- Work to be completed
Copy each line of the data below with the word "manager".

- Items from an interface collection
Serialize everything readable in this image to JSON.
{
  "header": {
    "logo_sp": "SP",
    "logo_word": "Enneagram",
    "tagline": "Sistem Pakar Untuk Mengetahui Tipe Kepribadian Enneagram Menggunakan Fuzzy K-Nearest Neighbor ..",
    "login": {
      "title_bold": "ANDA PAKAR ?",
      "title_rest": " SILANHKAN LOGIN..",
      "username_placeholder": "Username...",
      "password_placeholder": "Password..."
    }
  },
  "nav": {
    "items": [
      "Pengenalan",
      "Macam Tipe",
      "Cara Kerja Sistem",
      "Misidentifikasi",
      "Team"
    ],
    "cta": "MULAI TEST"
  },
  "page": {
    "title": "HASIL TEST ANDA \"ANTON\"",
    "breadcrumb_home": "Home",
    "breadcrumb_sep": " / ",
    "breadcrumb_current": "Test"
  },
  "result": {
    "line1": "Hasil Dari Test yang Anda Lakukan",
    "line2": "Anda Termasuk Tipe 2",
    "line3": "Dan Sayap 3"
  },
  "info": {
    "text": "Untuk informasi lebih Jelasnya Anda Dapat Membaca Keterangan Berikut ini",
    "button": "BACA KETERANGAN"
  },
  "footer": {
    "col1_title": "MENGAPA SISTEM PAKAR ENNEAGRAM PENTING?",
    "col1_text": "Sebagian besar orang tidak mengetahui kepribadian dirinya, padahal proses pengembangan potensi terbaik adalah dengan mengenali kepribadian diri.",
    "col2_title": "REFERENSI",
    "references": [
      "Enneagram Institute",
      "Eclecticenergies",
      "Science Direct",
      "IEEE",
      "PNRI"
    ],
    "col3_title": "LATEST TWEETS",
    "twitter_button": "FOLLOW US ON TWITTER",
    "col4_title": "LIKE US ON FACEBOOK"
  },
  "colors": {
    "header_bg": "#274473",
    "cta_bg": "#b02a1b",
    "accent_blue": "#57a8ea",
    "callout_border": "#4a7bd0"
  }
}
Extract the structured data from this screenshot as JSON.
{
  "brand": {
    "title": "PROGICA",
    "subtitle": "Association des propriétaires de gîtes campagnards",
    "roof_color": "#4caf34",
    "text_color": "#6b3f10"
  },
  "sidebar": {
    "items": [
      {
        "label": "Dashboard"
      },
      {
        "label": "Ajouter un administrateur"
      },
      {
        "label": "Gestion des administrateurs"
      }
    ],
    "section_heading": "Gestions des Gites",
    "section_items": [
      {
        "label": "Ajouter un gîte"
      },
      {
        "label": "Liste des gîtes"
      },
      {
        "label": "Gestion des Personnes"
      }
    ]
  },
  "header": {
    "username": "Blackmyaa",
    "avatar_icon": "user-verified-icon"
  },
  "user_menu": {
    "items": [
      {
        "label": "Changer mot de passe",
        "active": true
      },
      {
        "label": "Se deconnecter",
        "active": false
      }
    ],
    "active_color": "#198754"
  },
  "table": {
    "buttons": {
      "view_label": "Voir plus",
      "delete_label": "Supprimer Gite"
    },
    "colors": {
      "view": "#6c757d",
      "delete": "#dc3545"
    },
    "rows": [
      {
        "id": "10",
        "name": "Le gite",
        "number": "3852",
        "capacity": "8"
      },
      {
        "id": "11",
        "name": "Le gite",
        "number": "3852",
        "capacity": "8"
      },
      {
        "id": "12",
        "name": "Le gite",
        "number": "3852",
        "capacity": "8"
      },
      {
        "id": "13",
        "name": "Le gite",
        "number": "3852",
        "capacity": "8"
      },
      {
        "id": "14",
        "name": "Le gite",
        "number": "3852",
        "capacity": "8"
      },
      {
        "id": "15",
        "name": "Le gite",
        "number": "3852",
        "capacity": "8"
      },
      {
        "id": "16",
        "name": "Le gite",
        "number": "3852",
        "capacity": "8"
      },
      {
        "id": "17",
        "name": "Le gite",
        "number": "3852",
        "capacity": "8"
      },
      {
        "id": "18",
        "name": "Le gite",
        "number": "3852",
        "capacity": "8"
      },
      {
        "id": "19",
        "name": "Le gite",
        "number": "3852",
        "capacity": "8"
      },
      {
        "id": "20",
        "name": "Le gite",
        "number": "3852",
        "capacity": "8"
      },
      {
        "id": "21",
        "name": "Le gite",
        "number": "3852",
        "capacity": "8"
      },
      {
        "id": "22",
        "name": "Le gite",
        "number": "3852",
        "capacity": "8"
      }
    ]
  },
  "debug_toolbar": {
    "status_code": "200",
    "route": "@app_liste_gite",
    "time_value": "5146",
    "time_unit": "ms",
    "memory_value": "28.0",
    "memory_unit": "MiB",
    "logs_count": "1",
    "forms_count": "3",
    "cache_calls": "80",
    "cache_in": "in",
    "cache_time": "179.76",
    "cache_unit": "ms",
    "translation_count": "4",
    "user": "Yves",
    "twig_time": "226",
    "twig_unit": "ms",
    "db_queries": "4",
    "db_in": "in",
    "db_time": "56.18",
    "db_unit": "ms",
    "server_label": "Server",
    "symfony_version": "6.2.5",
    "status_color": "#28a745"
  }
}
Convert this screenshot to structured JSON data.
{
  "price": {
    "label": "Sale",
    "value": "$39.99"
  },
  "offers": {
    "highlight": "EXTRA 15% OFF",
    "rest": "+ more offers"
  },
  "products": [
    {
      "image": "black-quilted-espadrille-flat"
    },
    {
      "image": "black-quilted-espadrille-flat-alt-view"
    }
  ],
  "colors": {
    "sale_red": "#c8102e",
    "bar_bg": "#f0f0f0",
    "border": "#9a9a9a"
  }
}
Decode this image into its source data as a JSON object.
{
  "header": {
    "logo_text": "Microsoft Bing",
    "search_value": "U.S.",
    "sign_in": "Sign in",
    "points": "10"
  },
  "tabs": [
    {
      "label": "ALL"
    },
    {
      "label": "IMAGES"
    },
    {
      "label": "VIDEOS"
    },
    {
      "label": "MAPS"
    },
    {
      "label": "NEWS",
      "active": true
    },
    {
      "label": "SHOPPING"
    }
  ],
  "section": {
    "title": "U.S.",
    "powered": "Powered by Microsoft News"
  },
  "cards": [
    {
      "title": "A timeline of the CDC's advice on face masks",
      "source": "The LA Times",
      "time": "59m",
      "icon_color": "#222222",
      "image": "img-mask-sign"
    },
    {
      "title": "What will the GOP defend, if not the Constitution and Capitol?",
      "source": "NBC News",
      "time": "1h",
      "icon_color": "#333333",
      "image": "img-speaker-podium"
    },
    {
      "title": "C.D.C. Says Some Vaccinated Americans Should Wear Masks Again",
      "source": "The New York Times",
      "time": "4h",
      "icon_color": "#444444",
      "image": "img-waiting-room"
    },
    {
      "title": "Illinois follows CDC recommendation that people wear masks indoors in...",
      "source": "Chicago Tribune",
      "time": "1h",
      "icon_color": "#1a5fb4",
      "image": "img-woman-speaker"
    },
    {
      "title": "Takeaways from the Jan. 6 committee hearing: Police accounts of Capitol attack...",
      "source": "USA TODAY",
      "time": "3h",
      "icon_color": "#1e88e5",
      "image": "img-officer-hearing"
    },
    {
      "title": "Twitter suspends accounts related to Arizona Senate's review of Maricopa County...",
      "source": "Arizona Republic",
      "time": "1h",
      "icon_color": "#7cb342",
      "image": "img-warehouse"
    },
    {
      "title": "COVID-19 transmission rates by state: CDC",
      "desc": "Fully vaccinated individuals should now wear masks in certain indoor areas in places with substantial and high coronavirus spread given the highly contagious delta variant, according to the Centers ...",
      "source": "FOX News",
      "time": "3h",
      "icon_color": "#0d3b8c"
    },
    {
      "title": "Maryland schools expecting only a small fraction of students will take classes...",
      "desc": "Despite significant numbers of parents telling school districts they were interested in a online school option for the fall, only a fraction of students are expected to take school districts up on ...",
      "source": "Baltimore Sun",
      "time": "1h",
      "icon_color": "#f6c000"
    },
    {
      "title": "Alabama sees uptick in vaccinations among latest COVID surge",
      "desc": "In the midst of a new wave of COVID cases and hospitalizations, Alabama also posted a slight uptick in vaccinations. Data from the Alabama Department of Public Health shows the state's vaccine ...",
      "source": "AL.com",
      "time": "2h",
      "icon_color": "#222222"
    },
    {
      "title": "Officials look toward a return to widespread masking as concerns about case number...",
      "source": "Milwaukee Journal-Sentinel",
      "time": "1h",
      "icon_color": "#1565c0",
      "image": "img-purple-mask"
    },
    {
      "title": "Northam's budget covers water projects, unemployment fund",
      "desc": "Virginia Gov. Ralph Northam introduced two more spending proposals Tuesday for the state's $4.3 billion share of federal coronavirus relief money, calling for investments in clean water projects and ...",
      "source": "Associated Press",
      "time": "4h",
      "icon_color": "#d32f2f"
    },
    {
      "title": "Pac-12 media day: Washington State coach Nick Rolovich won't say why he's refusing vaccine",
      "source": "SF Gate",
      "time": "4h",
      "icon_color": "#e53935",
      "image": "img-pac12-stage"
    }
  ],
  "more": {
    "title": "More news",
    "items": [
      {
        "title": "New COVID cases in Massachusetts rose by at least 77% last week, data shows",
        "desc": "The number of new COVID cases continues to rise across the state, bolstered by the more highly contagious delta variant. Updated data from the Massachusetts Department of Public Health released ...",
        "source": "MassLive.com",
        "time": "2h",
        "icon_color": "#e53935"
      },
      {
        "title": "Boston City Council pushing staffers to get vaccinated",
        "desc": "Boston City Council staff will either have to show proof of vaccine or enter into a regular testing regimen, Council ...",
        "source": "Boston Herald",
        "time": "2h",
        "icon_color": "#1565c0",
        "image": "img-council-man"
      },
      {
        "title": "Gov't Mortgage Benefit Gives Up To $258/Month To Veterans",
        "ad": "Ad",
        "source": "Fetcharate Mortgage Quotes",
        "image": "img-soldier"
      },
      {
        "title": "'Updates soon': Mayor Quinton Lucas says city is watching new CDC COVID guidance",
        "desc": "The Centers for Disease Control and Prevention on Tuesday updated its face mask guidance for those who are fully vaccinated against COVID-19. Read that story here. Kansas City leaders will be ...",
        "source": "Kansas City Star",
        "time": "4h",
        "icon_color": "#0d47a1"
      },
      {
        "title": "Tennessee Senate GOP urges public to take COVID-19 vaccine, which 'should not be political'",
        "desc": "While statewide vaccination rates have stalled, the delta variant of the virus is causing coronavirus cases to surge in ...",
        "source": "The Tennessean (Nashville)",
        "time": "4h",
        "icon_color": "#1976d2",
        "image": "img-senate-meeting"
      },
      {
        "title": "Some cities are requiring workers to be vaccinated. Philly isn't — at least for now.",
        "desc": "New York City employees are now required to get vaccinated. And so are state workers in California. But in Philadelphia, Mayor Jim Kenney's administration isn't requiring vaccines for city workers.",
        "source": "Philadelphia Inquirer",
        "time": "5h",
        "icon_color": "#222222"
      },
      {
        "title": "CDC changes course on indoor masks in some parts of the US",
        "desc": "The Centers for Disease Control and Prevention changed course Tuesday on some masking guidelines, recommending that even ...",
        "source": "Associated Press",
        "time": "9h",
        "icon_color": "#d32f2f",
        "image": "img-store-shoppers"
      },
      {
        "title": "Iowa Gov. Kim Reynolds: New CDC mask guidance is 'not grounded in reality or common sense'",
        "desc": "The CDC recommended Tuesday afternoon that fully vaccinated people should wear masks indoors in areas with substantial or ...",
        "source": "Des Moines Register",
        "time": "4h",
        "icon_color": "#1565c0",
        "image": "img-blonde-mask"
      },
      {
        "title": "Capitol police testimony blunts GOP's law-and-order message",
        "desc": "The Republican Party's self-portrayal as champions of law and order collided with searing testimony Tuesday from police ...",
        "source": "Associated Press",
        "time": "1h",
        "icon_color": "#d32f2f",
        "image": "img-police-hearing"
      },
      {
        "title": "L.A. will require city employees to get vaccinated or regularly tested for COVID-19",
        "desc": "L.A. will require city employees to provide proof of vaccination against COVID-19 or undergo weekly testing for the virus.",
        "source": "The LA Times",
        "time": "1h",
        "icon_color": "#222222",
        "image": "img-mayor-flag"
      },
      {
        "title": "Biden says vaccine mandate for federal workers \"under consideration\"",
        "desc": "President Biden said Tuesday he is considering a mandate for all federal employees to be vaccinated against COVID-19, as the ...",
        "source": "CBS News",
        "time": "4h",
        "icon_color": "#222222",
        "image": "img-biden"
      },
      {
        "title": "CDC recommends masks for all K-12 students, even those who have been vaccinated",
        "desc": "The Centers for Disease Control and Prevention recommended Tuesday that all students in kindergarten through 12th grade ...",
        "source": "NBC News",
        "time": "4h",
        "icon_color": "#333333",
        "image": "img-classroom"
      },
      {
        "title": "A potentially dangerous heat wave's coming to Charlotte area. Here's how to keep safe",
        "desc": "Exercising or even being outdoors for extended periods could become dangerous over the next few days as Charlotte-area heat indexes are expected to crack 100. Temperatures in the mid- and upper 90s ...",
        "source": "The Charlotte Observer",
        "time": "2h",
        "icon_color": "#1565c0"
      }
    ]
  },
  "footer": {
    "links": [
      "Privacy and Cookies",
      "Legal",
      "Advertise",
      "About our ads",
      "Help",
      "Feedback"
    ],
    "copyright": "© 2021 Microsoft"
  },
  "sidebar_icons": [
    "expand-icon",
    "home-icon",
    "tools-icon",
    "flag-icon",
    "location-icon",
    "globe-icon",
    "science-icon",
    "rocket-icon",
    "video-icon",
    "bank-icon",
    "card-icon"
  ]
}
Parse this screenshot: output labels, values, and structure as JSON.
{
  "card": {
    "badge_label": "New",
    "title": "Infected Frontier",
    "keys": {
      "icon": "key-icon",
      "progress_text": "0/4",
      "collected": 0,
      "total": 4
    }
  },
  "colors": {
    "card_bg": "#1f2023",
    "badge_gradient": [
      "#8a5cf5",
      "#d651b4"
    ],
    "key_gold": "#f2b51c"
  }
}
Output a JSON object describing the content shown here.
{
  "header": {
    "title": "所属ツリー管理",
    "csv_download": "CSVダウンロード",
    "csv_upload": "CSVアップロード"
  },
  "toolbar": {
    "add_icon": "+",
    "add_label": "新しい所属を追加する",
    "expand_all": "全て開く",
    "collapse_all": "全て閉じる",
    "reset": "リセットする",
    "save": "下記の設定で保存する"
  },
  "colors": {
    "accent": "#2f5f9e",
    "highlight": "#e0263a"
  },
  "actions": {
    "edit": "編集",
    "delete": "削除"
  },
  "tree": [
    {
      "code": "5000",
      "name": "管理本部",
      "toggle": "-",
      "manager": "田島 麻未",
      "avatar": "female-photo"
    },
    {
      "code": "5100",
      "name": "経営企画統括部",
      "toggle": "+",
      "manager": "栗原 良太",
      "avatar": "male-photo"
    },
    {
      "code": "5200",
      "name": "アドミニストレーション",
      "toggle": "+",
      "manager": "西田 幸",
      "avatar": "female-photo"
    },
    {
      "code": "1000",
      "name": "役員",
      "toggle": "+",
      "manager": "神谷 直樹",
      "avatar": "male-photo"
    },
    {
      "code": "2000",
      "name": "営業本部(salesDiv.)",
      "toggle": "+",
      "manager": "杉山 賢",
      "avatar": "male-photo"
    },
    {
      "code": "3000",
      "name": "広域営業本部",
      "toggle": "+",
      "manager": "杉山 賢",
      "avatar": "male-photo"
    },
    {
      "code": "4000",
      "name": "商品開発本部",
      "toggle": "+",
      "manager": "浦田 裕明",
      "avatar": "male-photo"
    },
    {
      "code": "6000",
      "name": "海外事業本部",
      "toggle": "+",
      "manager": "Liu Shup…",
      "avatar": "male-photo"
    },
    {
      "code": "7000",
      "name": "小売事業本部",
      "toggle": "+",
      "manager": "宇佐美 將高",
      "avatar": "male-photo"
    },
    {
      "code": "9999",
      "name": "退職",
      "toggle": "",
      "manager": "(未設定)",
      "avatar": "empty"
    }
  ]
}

- Solved problem
      "manager": "田島 麻未",
      "manager": "栗原 良太",
      "manager": "西田 幸",
      "manager": "神谷 直樹",
      "manager": "杉山 賢",
      "manager": "杉山 賢",
      "manager": "浦田 裕明",
      "manager": "Liu Shup…",
      "manager": "宇佐美 將高",
      "manager": "(未設定)",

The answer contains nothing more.